Exercise objective: Repeat back the entries that follow, keeping every word as it is.

Data under study:
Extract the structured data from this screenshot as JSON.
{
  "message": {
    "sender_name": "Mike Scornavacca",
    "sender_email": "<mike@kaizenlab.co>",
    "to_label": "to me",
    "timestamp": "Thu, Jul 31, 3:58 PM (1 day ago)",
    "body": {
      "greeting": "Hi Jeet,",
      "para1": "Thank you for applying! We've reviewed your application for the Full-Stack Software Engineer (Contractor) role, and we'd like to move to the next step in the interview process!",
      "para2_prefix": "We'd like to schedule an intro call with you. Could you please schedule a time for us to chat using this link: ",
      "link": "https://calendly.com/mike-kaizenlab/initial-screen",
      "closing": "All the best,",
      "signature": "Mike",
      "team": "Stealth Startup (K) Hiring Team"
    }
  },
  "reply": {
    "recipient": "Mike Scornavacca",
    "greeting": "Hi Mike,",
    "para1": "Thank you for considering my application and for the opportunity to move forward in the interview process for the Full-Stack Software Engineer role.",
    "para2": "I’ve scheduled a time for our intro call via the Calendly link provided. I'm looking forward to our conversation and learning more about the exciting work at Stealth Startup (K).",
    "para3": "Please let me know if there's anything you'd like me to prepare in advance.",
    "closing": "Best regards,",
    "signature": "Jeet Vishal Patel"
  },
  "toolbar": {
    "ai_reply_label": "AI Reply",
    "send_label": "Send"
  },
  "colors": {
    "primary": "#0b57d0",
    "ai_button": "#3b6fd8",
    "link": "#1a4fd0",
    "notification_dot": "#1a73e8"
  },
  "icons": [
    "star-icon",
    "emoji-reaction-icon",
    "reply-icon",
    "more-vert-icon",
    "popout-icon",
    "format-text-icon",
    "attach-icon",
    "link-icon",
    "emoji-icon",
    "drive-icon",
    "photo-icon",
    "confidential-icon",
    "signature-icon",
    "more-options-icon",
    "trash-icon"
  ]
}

Exercise answer:
Extract the structured data from this screenshot as JSON.
{
  "message": {
    "sender_name": "Mike Scornavacca",
    "sender_email": "<mike@kaizenlab.co>",
    "to_label": "to me",
    "timestamp": "Thu, Jul 31, 3:58 PM (1 day ago)",
    "body": {
      "greeting": "Hi Jeet,",
      "para1": "Thank you for applying! We've reviewed your application for the Full-Stack Software Engineer (Contractor) role, and we'd like to move to the next step in the interview process!",
      "para2_prefix": "We'd like to schedule an intro call with you. Could you please schedule a time for us to chat using this link: ",
      "link": "https://calendly.com/mike-kaizenlab/initial-screen",
      "closing": "All the best,",
      "signature": "Mike",
      "team": "Stealth Startup (K) Hiring Team"
    }
  },
  "reply": {
    "recipient": "Mike Scornavacca",
    "greeting": "Hi Mike,",
    "para1": "Thank you for considering my application and for the opportunity to move forward in the interview process for the Full-Stack Software Engineer role.",
    "para2": "I’ve scheduled a time for our intro call via the Calendly link provided. I'm looking forward to our conversation and learning more about the exciting work at Stealth Startup (K).",
    "para3": "Please let me know if there's anything you'd like me to prepare in advance.",
    "closing": "Best regards,",
    "signature": "Jeet Vishal Patel"
  },
  "toolbar": {
    "ai_reply_label": "AI Reply",
    "send_label": "Send"
  },
  "colors": {
    "primary": "#0b57d0",
    "ai_button": "#3b6fd8",
    "link": "#1a4fd0",
    "notification_dot": "#1a73e8"
  },
  "icons": [
    "star-icon",
    "emoji-reaction-icon",
    "reply-icon",
    "more-vert-icon",
    "popout-icon",
    "format-text-icon",
    "attach-icon",
    "link-icon",
    "emoji-icon",
    "drive-icon",
    "photo-icon",
    "confidential-icon",
    "signature-icon",
    "more-options-icon",
    "trash-icon"
  ]
}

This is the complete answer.